Pitch contour

In linguistics, speech synthesis, and music, the pitch contour of a sound is a function or curve that tracks the perceived pitch of the sound over time.

Pitch contour may include multiple sounds utilizing many pitches, and can relate to frequency function at one point in time to the frequency function at a later point.

It is fundamental to the linguistic concept of tone, where the pitch or change in pitch of a speech unit over time affects the semantic meaning of a sound. It also indicates intonation in pitch accent languages.

One of the primary challenges in speech synthesis technology, particularly for Western languages, is to create a natural-sounding pitch contour for the utterance as a whole. Unnatural pitch contours result in synthesis that sounds "lifeless" or "emotionless" to human listeners, a feature that has become a stereotype of speech synthesis in popular culture.
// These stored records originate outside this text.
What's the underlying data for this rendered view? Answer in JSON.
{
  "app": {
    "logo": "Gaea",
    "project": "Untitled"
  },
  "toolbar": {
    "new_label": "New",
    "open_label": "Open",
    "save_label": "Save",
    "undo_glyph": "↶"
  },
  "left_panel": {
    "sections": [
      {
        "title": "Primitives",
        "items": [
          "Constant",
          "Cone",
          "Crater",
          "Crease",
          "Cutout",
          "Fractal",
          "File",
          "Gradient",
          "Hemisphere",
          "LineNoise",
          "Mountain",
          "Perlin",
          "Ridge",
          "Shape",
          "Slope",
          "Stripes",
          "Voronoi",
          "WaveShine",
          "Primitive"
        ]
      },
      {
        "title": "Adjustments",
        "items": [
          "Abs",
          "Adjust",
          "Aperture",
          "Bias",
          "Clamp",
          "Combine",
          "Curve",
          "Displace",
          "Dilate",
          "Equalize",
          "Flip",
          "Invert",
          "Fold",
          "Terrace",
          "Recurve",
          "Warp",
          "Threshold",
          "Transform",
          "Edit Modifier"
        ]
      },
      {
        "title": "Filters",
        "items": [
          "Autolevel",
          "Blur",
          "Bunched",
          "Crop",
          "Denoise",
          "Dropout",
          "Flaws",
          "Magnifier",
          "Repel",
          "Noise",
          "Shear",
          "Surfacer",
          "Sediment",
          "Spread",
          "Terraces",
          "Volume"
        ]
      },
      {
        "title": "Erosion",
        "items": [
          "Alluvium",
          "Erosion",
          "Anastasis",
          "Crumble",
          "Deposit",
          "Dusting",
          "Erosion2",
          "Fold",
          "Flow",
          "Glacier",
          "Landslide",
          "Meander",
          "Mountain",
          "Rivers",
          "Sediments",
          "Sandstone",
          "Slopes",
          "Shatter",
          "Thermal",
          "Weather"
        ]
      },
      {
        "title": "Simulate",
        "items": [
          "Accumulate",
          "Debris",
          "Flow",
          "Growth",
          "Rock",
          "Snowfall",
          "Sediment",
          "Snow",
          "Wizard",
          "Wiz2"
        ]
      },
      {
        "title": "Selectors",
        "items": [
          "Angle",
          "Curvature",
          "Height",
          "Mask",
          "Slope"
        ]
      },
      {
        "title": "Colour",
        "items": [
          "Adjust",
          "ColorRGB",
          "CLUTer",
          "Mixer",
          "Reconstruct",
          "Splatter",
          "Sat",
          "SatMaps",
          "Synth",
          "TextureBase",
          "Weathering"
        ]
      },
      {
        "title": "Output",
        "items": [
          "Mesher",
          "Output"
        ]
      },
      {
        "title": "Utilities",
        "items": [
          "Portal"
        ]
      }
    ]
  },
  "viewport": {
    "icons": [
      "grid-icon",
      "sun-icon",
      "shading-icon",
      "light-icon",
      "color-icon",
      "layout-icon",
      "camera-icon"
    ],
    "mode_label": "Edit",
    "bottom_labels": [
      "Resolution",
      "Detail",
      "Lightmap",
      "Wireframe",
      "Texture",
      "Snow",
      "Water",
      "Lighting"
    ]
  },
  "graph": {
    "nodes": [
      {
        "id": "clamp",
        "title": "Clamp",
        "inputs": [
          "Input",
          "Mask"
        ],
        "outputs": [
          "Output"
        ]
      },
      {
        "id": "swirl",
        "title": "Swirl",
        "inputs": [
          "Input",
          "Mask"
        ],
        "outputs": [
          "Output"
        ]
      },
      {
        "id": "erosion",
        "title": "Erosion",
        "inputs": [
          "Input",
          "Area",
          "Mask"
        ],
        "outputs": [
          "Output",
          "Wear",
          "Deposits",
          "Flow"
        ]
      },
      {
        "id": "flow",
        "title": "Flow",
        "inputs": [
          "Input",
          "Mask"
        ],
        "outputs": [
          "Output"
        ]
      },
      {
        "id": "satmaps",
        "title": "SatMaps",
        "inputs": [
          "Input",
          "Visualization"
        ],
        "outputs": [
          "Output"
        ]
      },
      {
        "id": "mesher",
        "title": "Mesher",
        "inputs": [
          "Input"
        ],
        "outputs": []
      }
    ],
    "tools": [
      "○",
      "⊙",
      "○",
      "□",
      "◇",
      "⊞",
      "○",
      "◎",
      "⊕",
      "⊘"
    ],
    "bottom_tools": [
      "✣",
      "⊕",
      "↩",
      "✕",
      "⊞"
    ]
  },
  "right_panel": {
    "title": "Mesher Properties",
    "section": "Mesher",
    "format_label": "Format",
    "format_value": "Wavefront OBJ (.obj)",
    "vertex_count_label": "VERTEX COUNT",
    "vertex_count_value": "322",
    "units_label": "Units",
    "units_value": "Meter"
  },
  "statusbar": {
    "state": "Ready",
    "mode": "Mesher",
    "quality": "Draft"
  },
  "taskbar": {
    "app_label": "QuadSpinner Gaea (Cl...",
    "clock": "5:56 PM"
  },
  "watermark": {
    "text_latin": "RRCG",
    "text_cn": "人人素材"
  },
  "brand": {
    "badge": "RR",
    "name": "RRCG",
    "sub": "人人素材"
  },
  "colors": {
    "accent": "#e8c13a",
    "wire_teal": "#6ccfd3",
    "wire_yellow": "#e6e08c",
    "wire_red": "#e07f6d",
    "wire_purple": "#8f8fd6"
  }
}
In music, the pitch contour focuses on the relative change in pitch over time of a primary sequence of played notes. The same contour can be transposed without losing its essential relative qualities, such as sudden changes in pitch or a pitch that rises or falls over time.

Pure tones have a clear pitch, but complex sounds such as speech and music typically have intense peaks at many different frequencies. Nevertheless, by establishing a fixed reference point in the frequency function of a complex sound, and then observing the movement of this reference point as the function translates, one can generate a meaningful pitch contour consistent with human experience.

For example, the vowel e has two primary formants, one peaking between 400 and 600 Hz and one between 2200 and 2600 Hz. When a person speaks a sentence involving multiple e sounds, the peaks will shift within these ranges, and the movement of the peaks between two instances establishes the difference in their values on the pitch contour.

See also

Music bibliography


This article is issued from Wikipedia - version of the 9/27/2015. The text is available under the Creative Commons Attribution/Share Alike but additional terms may apply for the media files.